I have found very useful both of her books Business Basics for the Successful Commercial Photographer and Tell the World You Don’t Suck: Modern Marketing for Commercial Photographers. They have been recently updated to reflect the needs of the modern photographer, a must for any recent photo school graduate or anyone entering the profession:

Image of the week: Testing a historic recipe near Thomas Jefferson’s Monticello


Tasting Thomas Jefferson’s Historic Gumbo Recipe – Images by Kathryn Wagner
The photograph above of an herb bundle was made as part of a series detailing the testing of a historic gumbo recipe which was compared with the classic New Orleans version. Meticulously researched by David “Dr. Nac” Naccari, a visiting Barringer Research Fellow from the Big Easy, this was a fun and informative afternoon spent learning more about historical cuisine.

Interestingly Peter J. Hatch, Director Monticello Gardens and Grounds shares with us:
“Jefferson was a pioneer grower of “tomatas.” Beginning in 1809, he planted this grudgingly accepted vegetable yearly, usually in square X near the midpoint of the garden.
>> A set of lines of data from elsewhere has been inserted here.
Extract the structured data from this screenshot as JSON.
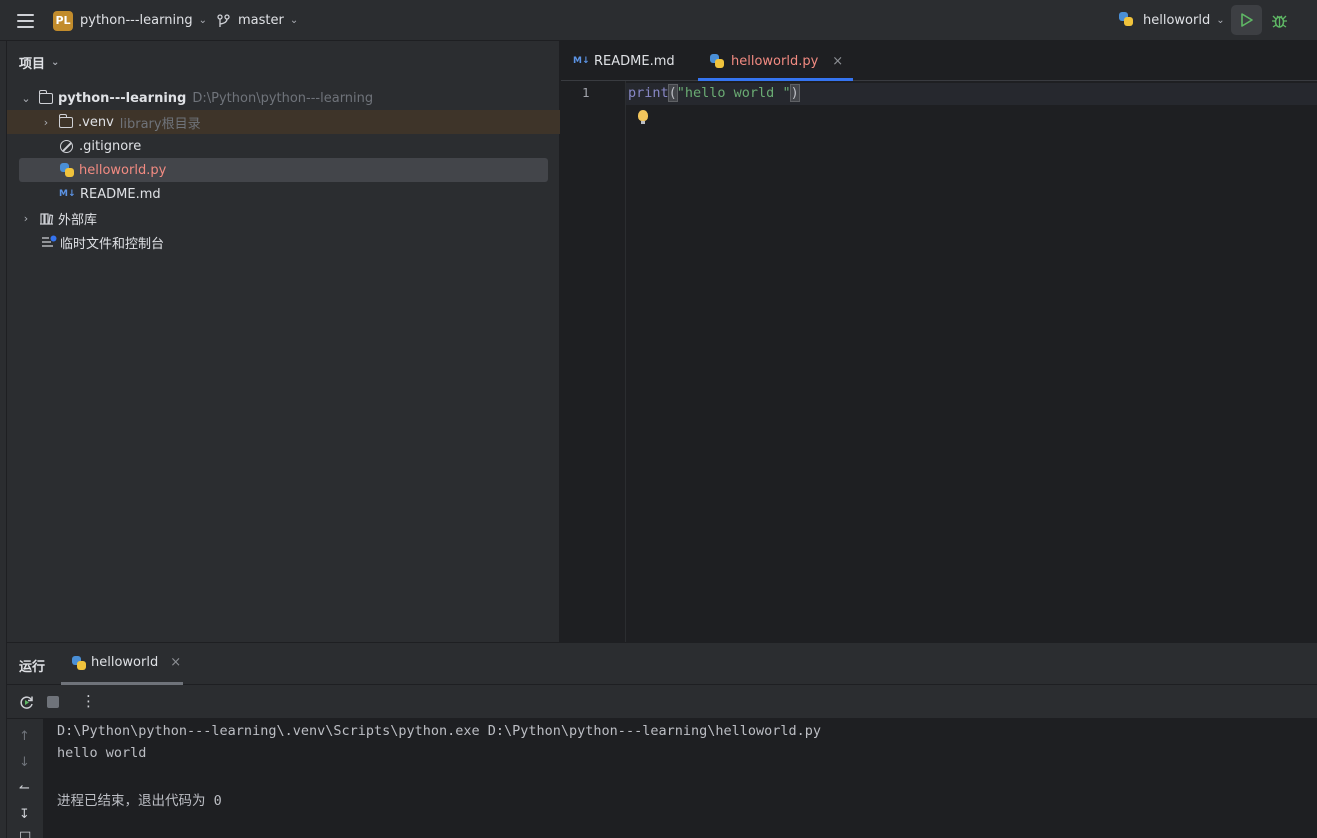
{
  "topbar": {
    "project_badge": "PL",
    "project_name": "python---learning",
    "branch": "master",
    "run_config": "helloworld"
  },
  "project_panel": {
    "title": "项目",
    "root": {
      "name": "python---learning",
      "path": "D:\\Python\\python---learning"
    },
    "items": [
      {
        "name": ".venv",
        "hint": "library根目录"
      },
      {
        "name": ".gitignore"
      },
      {
        "name": "helloworld.py"
      },
      {
        "name": "README.md"
      },
      {
        "name": "外部库"
      },
      {
        "name": "临时文件和控制台"
      }
    ]
  },
  "editor": {
    "tabs": [
      {
        "label": "README.md"
      },
      {
        "label": "helloworld.py"
      }
    ],
    "line_number": "1",
    "code": {
      "fn": "print",
      "open": "(",
      "str": "\"hello world \"",
      "close": ")"
    }
  },
  "run_panel": {
    "title": "运行",
    "tab": "helloworld",
    "output": [
      "D:\\Python\\python---learning\\.venv\\Scripts\\python.exe D:\\Python\\python---learning\\helloworld.py",
      "hello world",
      "",
      "进程已结束，退出代码为 0"
    ]
  },
  "icons": {
    "menu": "hamburger-icon",
    "branch": "git-branch-icon",
    "run": "play-icon",
    "debug": "bug-icon",
    "more": "more-vertical-icon"
  },
  "colors": {
    "accent": "#3574f0",
    "run_green": "#5fb865",
    "badge": "#c28c2c",
    "modified_file": "#f28b82"
  }
}
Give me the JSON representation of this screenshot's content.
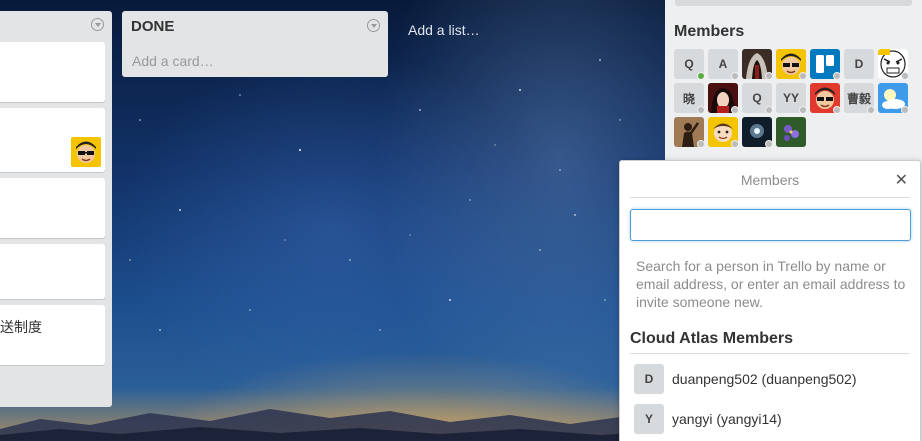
{
  "lists": {
    "partial": {
      "menu_icon": "chevron-down-circle-icon",
      "cards": [
        {
          "title": ""
        },
        {
          "title": "",
          "has_member_avatar": true
        },
        {
          "title": ""
        },
        {
          "title": ""
        },
        {
          "title": "送制度"
        }
      ]
    },
    "done": {
      "name": "DONE",
      "add_card": "Add a card…",
      "menu_icon": "chevron-down-circle-icon"
    },
    "add_list": "Add a list…"
  },
  "sidebar": {
    "members_heading": "Members",
    "members": [
      {
        "initials": "Q",
        "status": "active"
      },
      {
        "initials": "A",
        "status": "inactive"
      },
      {
        "initials": "",
        "status": "inactive",
        "avatar": "hooded-figure"
      },
      {
        "initials": "",
        "status": "inactive",
        "avatar": "sunglasses-cartoon"
      },
      {
        "initials": "",
        "status": "inactive",
        "avatar": "trello-logo"
      },
      {
        "initials": "D",
        "status": "inactive"
      },
      {
        "initials": "",
        "status": "inactive",
        "avatar": "rage-face"
      },
      {
        "initials": "晓",
        "status": "inactive"
      },
      {
        "initials": "",
        "status": "inactive",
        "avatar": "anime-girl"
      },
      {
        "initials": "Q",
        "status": "inactive"
      },
      {
        "initials": "YY",
        "status": "inactive"
      },
      {
        "initials": "",
        "status": "inactive",
        "avatar": "red-cartoon"
      },
      {
        "initials": "曹毅",
        "status": "inactive"
      },
      {
        "initials": "",
        "status": "inactive",
        "avatar": "cloud-bulb"
      },
      {
        "initials": "",
        "status": "inactive",
        "avatar": "silhouette-photo"
      },
      {
        "initials": "",
        "status": "inactive",
        "avatar": "yellow-cartoon"
      },
      {
        "initials": "",
        "status": "inactive",
        "avatar": "glow-photo"
      },
      {
        "initials": "",
        "status": "inactive",
        "avatar": "flower-photo"
      }
    ]
  },
  "popover": {
    "title": "Members",
    "close_icon": "close-icon",
    "search_value": "",
    "hint": "Search for a person in Trello by name or email address, or enter an email address to invite someone new.",
    "section_heading": "Cloud Atlas Members",
    "results": [
      {
        "initials": "D",
        "name": "duanpeng502 (duanpeng502)"
      },
      {
        "initials": "Y",
        "name": "yangyi (yangyi14)"
      }
    ]
  },
  "colors": {
    "list_bg": "#e2e4e6",
    "sidebar_bg": "#edeff0",
    "focus_border": "#4d9fd8",
    "active_dot": "#5aac44"
  }
}
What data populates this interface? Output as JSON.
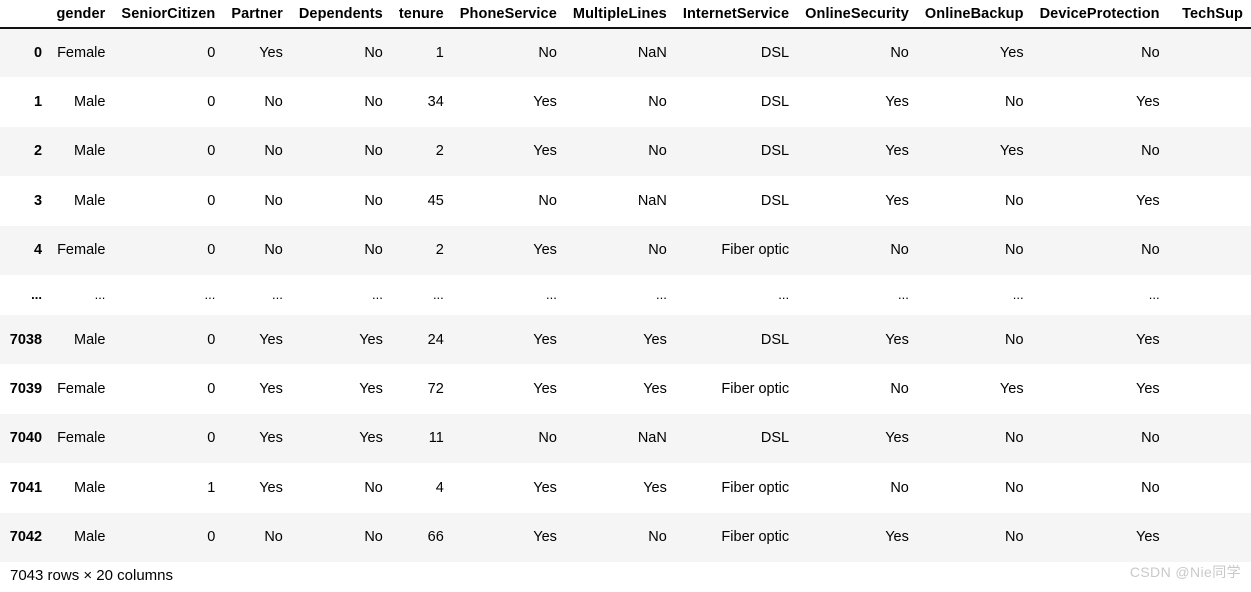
{
  "table": {
    "index_header": "",
    "columns": [
      "gender",
      "SeniorCitizen",
      "Partner",
      "Dependents",
      "tenure",
      "PhoneService",
      "MultipleLines",
      "InternetService",
      "OnlineSecurity",
      "OnlineBackup",
      "DeviceProtection",
      "TechSupport"
    ],
    "columns_visible_text": [
      "gender",
      "SeniorCitizen",
      "Partner",
      "Dependents",
      "tenure",
      "PhoneService",
      "MultipleLines",
      "InternetService",
      "OnlineSecurity",
      "OnlineBackup",
      "DeviceProtection",
      "TechSup"
    ],
    "ellipsis": "...",
    "rows": [
      {
        "index": "0",
        "cells": [
          "Female",
          "0",
          "Yes",
          "No",
          "1",
          "No",
          "NaN",
          "DSL",
          "No",
          "Yes",
          "No",
          ""
        ]
      },
      {
        "index": "1",
        "cells": [
          "Male",
          "0",
          "No",
          "No",
          "34",
          "Yes",
          "No",
          "DSL",
          "Yes",
          "No",
          "Yes",
          ""
        ]
      },
      {
        "index": "2",
        "cells": [
          "Male",
          "0",
          "No",
          "No",
          "2",
          "Yes",
          "No",
          "DSL",
          "Yes",
          "Yes",
          "No",
          ""
        ]
      },
      {
        "index": "3",
        "cells": [
          "Male",
          "0",
          "No",
          "No",
          "45",
          "No",
          "NaN",
          "DSL",
          "Yes",
          "No",
          "Yes",
          ""
        ]
      },
      {
        "index": "4",
        "cells": [
          "Female",
          "0",
          "No",
          "No",
          "2",
          "Yes",
          "No",
          "Fiber optic",
          "No",
          "No",
          "No",
          ""
        ]
      },
      {
        "index": "...",
        "cells": [
          "...",
          "...",
          "...",
          "...",
          "...",
          "...",
          "...",
          "...",
          "...",
          "...",
          "...",
          ""
        ]
      },
      {
        "index": "7038",
        "cells": [
          "Male",
          "0",
          "Yes",
          "Yes",
          "24",
          "Yes",
          "Yes",
          "DSL",
          "Yes",
          "No",
          "Yes",
          ""
        ]
      },
      {
        "index": "7039",
        "cells": [
          "Female",
          "0",
          "Yes",
          "Yes",
          "72",
          "Yes",
          "Yes",
          "Fiber optic",
          "No",
          "Yes",
          "Yes",
          ""
        ]
      },
      {
        "index": "7040",
        "cells": [
          "Female",
          "0",
          "Yes",
          "Yes",
          "11",
          "No",
          "NaN",
          "DSL",
          "Yes",
          "No",
          "No",
          ""
        ]
      },
      {
        "index": "7041",
        "cells": [
          "Male",
          "1",
          "Yes",
          "No",
          "4",
          "Yes",
          "Yes",
          "Fiber optic",
          "No",
          "No",
          "No",
          ""
        ]
      },
      {
        "index": "7042",
        "cells": [
          "Male",
          "0",
          "No",
          "No",
          "66",
          "Yes",
          "No",
          "Fiber optic",
          "Yes",
          "No",
          "Yes",
          ""
        ]
      }
    ]
  },
  "footer": {
    "shape_text": "7043 rows × 20 columns"
  },
  "watermark": {
    "text": "CSDN @Nie同学"
  },
  "colors": {
    "stripe": "#f5f5f5",
    "background": "#ffffff",
    "text": "#000000",
    "header_rule": "#111111",
    "watermark": "#c9c9c9"
  }
}
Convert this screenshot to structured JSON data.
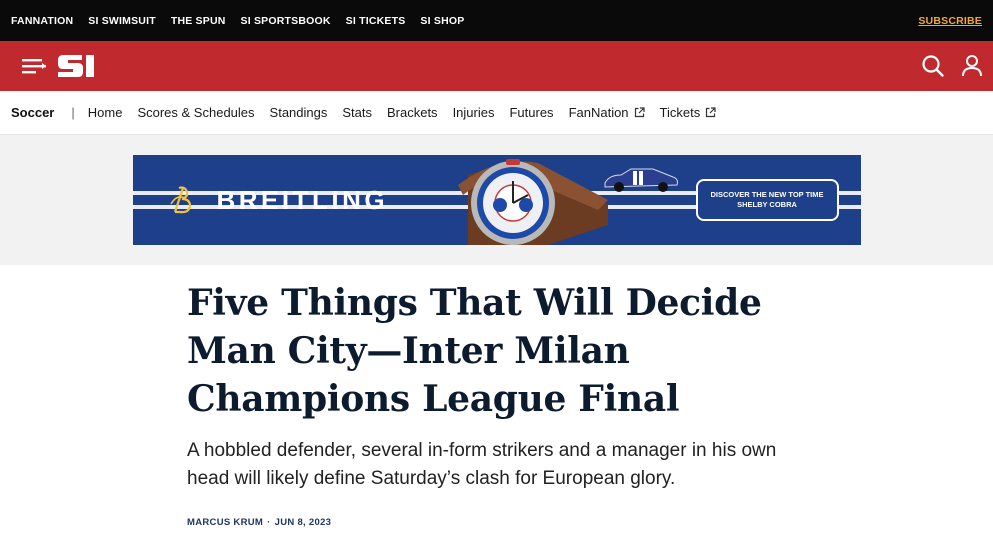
{
  "topbar": {
    "links": [
      "FANNATION",
      "SI SWIMSUIT",
      "THE SPUN",
      "SI SPORTSBOOK",
      "SI TICKETS",
      "SI SHOP"
    ],
    "subscribe": "SUBSCRIBE"
  },
  "header": {
    "logo_text": "SI",
    "brand_color": "#c0292d"
  },
  "section_nav": {
    "sport": "Soccer",
    "separator": "|",
    "items": [
      {
        "label": "Home",
        "external": false
      },
      {
        "label": "Scores & Schedules",
        "external": false
      },
      {
        "label": "Standings",
        "external": false
      },
      {
        "label": "Stats",
        "external": false
      },
      {
        "label": "Brackets",
        "external": false
      },
      {
        "label": "Injuries",
        "external": false
      },
      {
        "label": "Futures",
        "external": false
      },
      {
        "label": "FanNation",
        "external": true
      },
      {
        "label": "Tickets",
        "external": true
      }
    ]
  },
  "ad": {
    "brand": "BREITLING",
    "cta": "DISCOVER THE NEW TOP TIME SHELBY COBRA",
    "background": "#1e3f8a"
  },
  "article": {
    "headline": "Five Things That Will Decide Man City—Inter Milan Champions League Final",
    "dek": "A hobbled defender, several in-form strikers and a manager in his own head will likely define Saturday’s clash for European glory.",
    "author": "MARCUS KRUM",
    "date": "JUN 8, 2023"
  },
  "icons": [
    "menu-icon",
    "si-logo",
    "search-icon",
    "user-icon",
    "external-link-icon",
    "breitling-logo-icon",
    "watch-image",
    "car-image"
  ]
}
Jefferson’s daughter, Martha, and daughters, Virginia and Septimia, left numerous recipes that involved tomatoes, including gumbo soups, cayenne-spiced tomato soup, green tomato pickles, tomato preserves, and tomato omelettes. Tomatoes were purchased in 1806 for Presidential dinners. Randolph’s The Virginia Housewife has seventeen recipes for tomatoes, including gazpacho, gumbo, and catsup. ”

For the comparison ingredients were gathered from the gardens at Monticello, and the produce were of the heirloom variety – so all of the herbs in the bundle above were a  close cousin to what Mr. Jefferson’s cook might have used. Originally called “Okra Soup” it was interesting to taste the more historic version was less spicy, yet more hearty, utilizing lots of rice and tomatoes. The modern, New Orleans version was what we most often think of when referencing gumbo – spicy, meaty and full flavored. Overall the comparison was enlightening to the intracacies of historic American cuisine

View the full photo essay over on my website.

Full recipe below featuring the historic ‘Okra Soup’, courtesy of the publisher and Google Books:

BEHIND THE SHOT: Josephine’s Greens and her (more than) three little pigs…

 (Kathryn Wagner)

This is the first installment of a series I am calling ‘Behind the Shot’ that will illustrate and discuss images from my portfolio and outtakes. My hopes with this series are to bring a bit more insight into my shooting style and inform you as to my creative processes. To lighten the mood on a Friday I wanted to share with you Josephine‘s newest batch of pigs. As cute as these guys are, they didn’t make it into the latest photographic essay I have up on the website but I hope to put a smile on your face for the weekend ahead. Though these pigs are adorable, watch out for their mother…While in the pen photographing her babies the mother pig mistook one of my toes for a snack and tried to eat it! Luckily I got away just in time, and elected to use a longer lens to avoid Ms. piggy.